**Task requirements:**
Keep every line in which "that" occurs and drop the rest of the data.

**Data extracts:**
■ ■ ■ ■

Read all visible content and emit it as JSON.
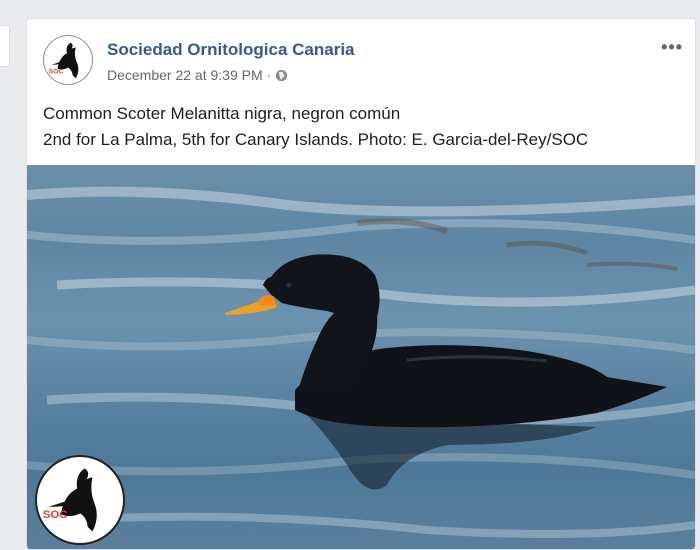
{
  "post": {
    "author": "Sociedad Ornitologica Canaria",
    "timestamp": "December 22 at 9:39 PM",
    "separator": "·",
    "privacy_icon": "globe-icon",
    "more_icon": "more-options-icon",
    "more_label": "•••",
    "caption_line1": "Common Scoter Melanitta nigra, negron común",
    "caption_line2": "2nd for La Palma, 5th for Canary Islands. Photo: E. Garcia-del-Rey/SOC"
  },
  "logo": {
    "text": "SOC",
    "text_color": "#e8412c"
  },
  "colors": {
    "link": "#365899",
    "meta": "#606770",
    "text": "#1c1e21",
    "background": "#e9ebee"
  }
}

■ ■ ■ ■

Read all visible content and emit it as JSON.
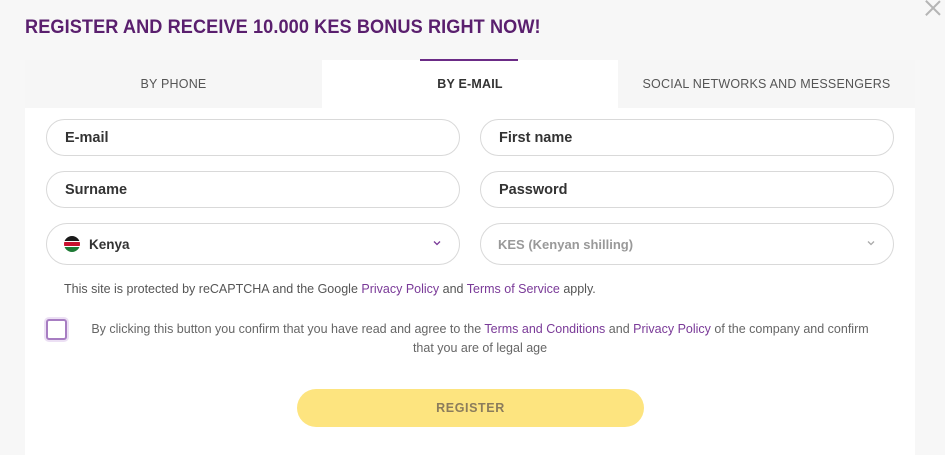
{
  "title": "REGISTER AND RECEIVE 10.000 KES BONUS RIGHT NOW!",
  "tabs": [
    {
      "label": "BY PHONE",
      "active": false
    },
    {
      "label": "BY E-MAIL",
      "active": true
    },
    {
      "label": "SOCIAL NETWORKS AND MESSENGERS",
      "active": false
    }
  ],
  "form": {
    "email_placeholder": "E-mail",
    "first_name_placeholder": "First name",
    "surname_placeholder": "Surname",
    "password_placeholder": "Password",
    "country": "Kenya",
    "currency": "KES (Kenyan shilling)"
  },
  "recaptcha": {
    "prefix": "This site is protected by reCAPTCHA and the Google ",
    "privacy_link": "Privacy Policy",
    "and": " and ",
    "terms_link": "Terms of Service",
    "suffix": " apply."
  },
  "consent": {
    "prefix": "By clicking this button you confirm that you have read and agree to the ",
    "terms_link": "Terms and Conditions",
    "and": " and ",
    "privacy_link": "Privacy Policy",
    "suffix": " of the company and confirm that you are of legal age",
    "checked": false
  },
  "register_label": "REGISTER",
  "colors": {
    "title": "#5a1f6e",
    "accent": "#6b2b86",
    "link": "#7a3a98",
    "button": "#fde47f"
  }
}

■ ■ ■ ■

**Result of the exercise:**
    "prefix": "By clicking this button you confirm that you have read and agree to the ",
    "suffix": " of the company and confirm that you are of legal age",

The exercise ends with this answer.